Gambierdiscus spp. grow epiphytically on benthic substrates, mainly macroalgae.
Harmful algal blooms (HABs) occur when algae grow out of control and have harmful effects on the shellfish, fish, mammals, and birds associated with the aquatic environment the bloom occurs in. Some of the algae that produce HABs also produce toxins that detrimentally impact organisms that use the water in which they grow. Toxic effects can also impact humans and when they do, they can be very debilitating. Not all of the algae that bloom are those that living in the water column as members of the plankton (e.g., Karenia brevis, the dinoflagellate that causes “red tides” in the Gulf of Mexico). In fact, some HAB species live in the benthos (or, bottom) region of the water column and can grow on various benthic substrates including sediment, coral, macroalgae, and/or seagrasses. These species are referred to as Benthic HABs.
One problematic Benthic HAB group are numerous species that belong to the genus Gambierdiscus. Gambierdiscus is a genus of unicellular, dinoflagellate algae. Several Gambierdiscus species produce precursor toxic compounds (secondary metabolites) that, when incidentally eaten by herbivorous invertebrates and reef fish, are converted into more potent tertiary compounds called ciguatoxins (CTXs) following bioaccumulation and metabolism within the organism. As tropic transfer occurs through the food web, these compounds are further converted resulting in high trophic level fish being contaminated with toxic CTX. Transfer of CTX to humans can then occur if humans eat CTX-contaminated finfish resulting in the disease, ciguatera fish poisoning (CFP).

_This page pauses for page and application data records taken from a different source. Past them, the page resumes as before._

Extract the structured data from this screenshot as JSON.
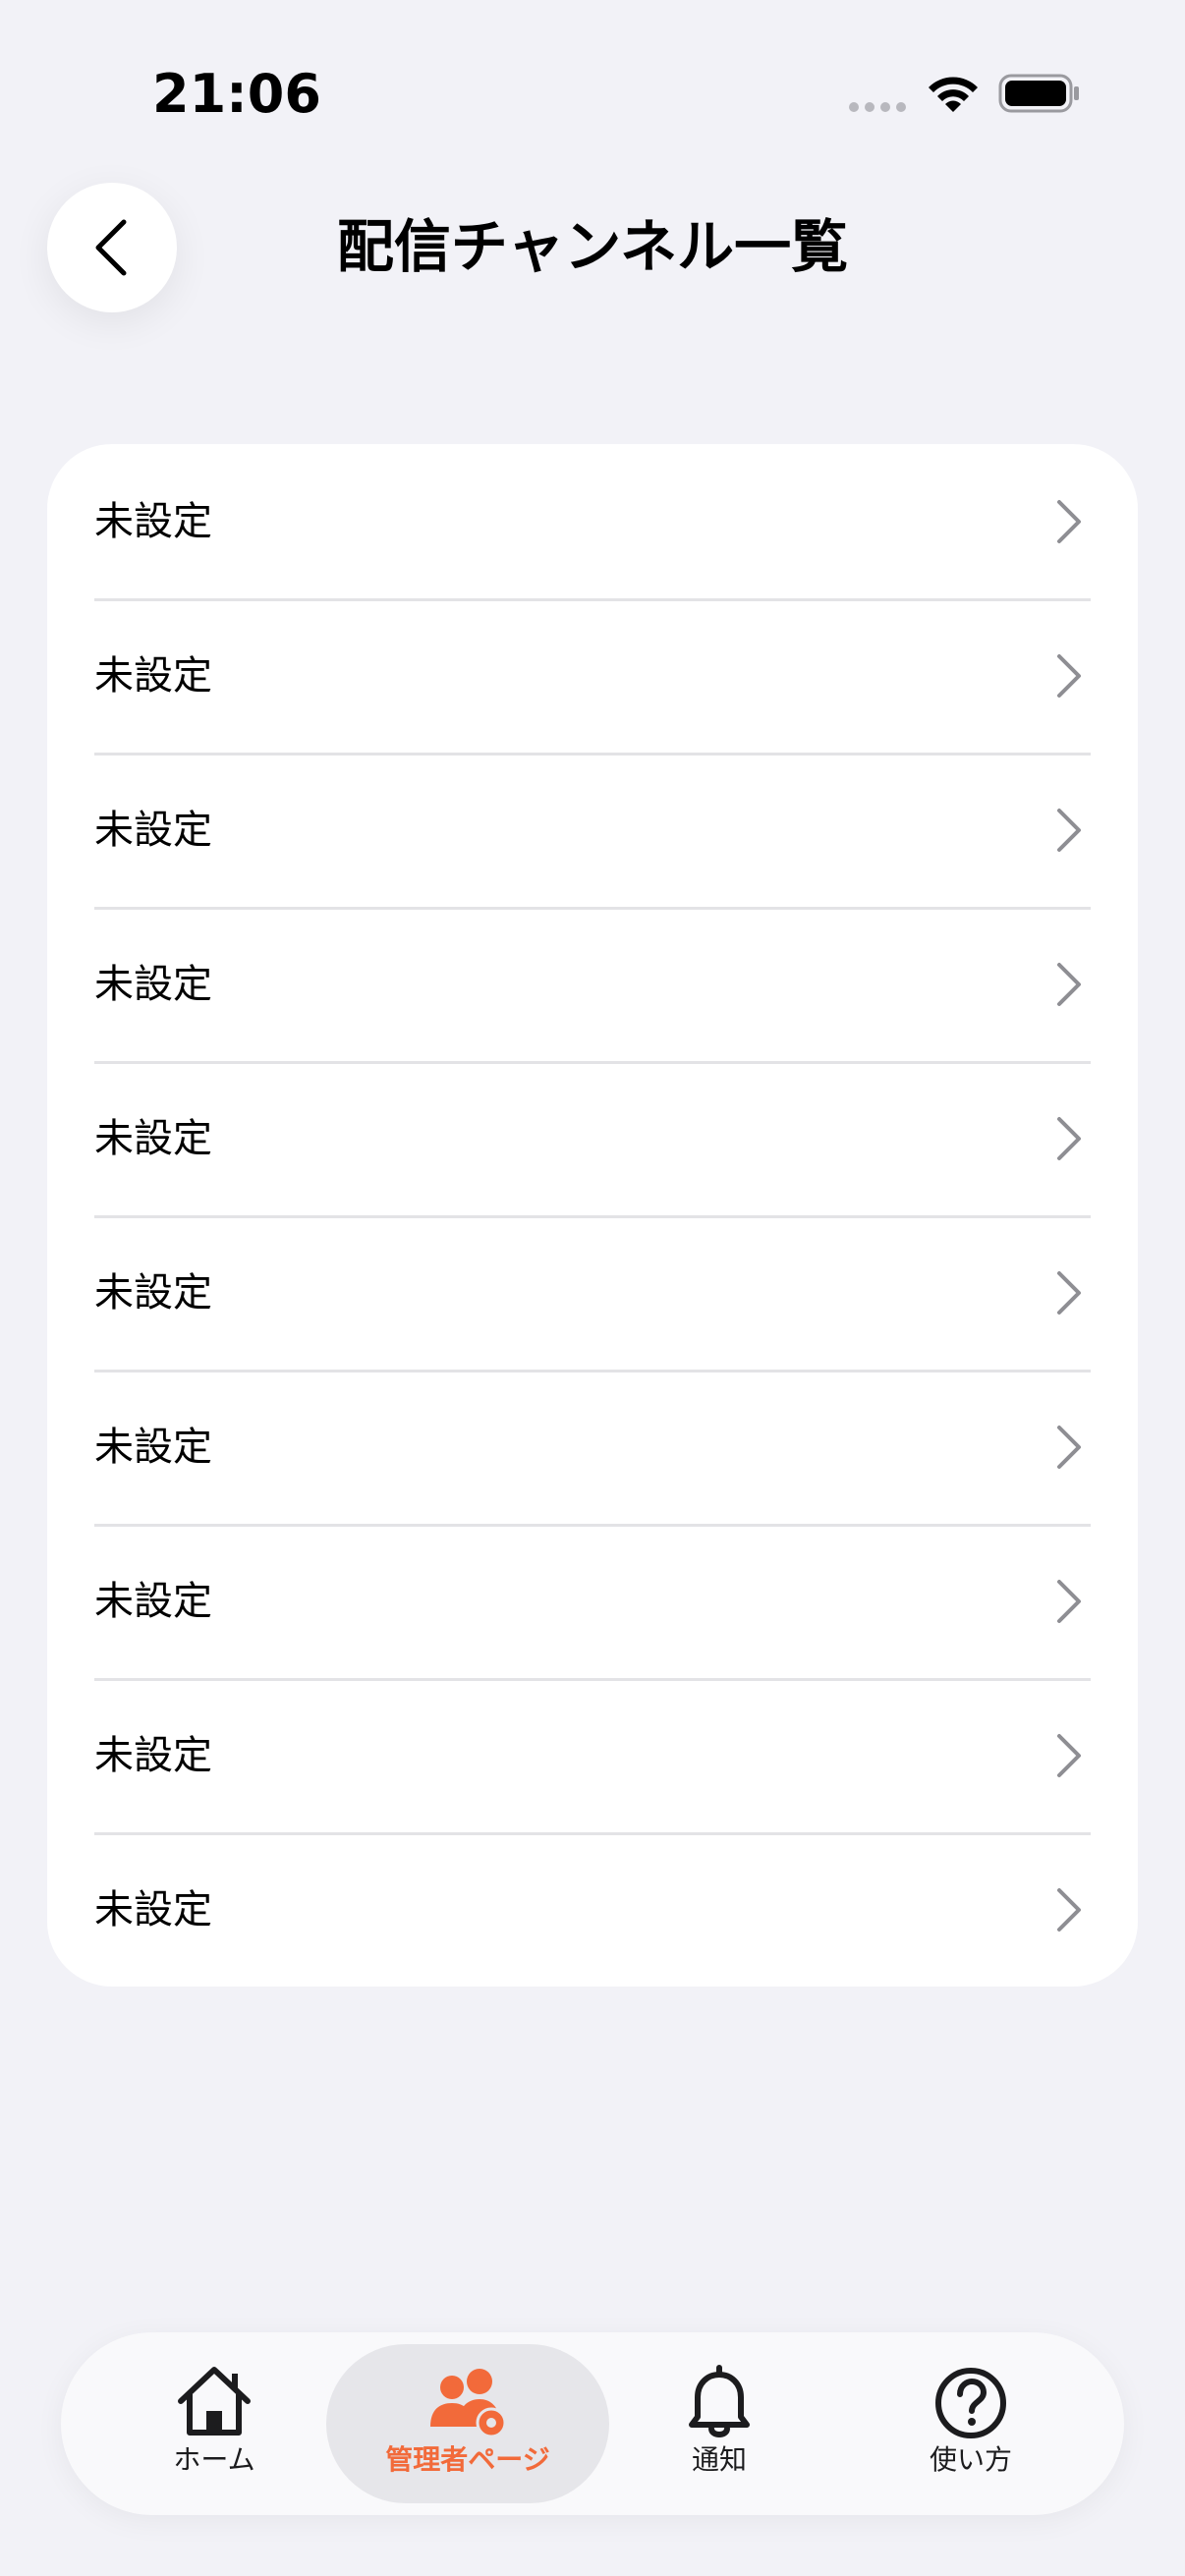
{
  "status_bar": {
    "time": "21:06"
  },
  "header": {
    "title": "配信チャンネル一覧",
    "back_icon": "chevron-left-icon"
  },
  "channels": [
    {
      "label": "未設定"
    },
    {
      "label": "未設定"
    },
    {
      "label": "未設定"
    },
    {
      "label": "未設定"
    },
    {
      "label": "未設定"
    },
    {
      "label": "未設定"
    },
    {
      "label": "未設定"
    },
    {
      "label": "未設定"
    },
    {
      "label": "未設定"
    },
    {
      "label": "未設定"
    }
  ],
  "tab_bar": {
    "tabs": [
      {
        "label": "ホーム",
        "icon": "home-icon",
        "active": false
      },
      {
        "label": "管理者ページ",
        "icon": "admin-users-gear-icon",
        "active": true
      },
      {
        "label": "通知",
        "icon": "bell-icon",
        "active": false
      },
      {
        "label": "使い方",
        "icon": "question-circle-icon",
        "active": false
      }
    ]
  },
  "colors": {
    "background": "#F2F2F7",
    "card": "#FFFFFF",
    "accent": "#F26A3A",
    "separator": "#E3E3E6",
    "chevron": "#8E8E93"
  }
}
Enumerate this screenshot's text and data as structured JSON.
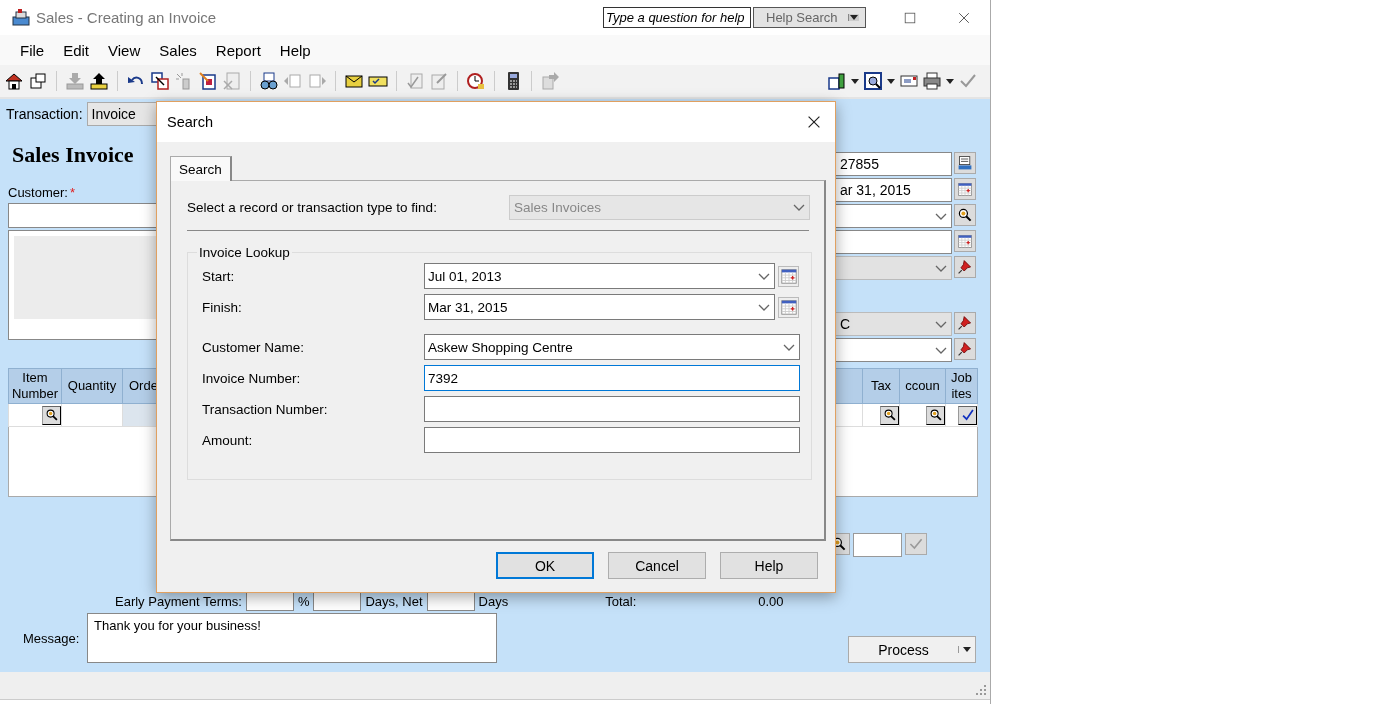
{
  "window": {
    "title": "Sales - Creating an Invoice",
    "help_question": {
      "placeholder": "Type a question for help"
    },
    "help_search": "Help Search"
  },
  "menu": [
    "File",
    "Edit",
    "View",
    "Sales",
    "Report",
    "Help"
  ],
  "transaction": {
    "label": "Transaction:",
    "value": "Invoice"
  },
  "heading": "Sales Invoice",
  "customer": {
    "label": "Customer:",
    "required_mark": "*"
  },
  "invoice_fields": [
    {
      "kind": "text",
      "value": "27855",
      "disabled": false
    },
    {
      "kind": "text",
      "value": "ar 31, 2015",
      "disabled": false
    },
    {
      "kind": "dropdown",
      "disabled": false
    },
    {
      "kind": "text",
      "disabled": false
    },
    {
      "kind": "dropdown",
      "disabled": true
    }
  ],
  "shipping_fields": [
    {
      "kind": "dropdown",
      "value": "C",
      "disabled": true
    },
    {
      "kind": "dropdown",
      "disabled": false
    }
  ],
  "table": {
    "columns_left": [
      "Item Number",
      "Quantity",
      "Orde"
    ],
    "columns_right": [
      "Tax",
      "ccoun",
      "Job ites"
    ]
  },
  "early_payment": {
    "label": "Early Payment Terms:",
    "percent": "%",
    "days_net": "Days, Net",
    "days": "Days"
  },
  "total": {
    "label": "Total:",
    "value": "0.00"
  },
  "message": {
    "label": "Message:",
    "value": "Thank you for your business!"
  },
  "process_button": "Process",
  "dialog": {
    "title": "Search",
    "tabs": [
      {
        "label": "Search",
        "selected": true
      }
    ],
    "record_type": {
      "label": "Select a record or transaction type to find:",
      "value": "Sales Invoices",
      "disabled": true
    },
    "group": "Invoice Lookup",
    "fields": [
      {
        "kind": "date",
        "label": "Start:",
        "value": "Jul 01, 2013",
        "focused": false
      },
      {
        "kind": "date",
        "label": "Finish:",
        "value": "Mar 31, 2015",
        "focused": false
      },
      {
        "kind": "dropdown",
        "label": "Customer Name:",
        "value": "Askew Shopping Centre",
        "focused": false
      },
      {
        "kind": "text",
        "label": "Invoice Number:",
        "value": "7392",
        "focused": true
      },
      {
        "kind": "text",
        "label": "Transaction Number:",
        "focused": false
      },
      {
        "kind": "text",
        "label": "Amount:",
        "focused": false
      }
    ],
    "buttons": [
      {
        "label": "OK",
        "default": true
      },
      {
        "label": "Cancel",
        "default": false
      },
      {
        "label": "Help",
        "default": false
      }
    ]
  }
}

Presented by the Marine Ecotoxicology & Biodiscovery Lab, Dauphin Island, Alabama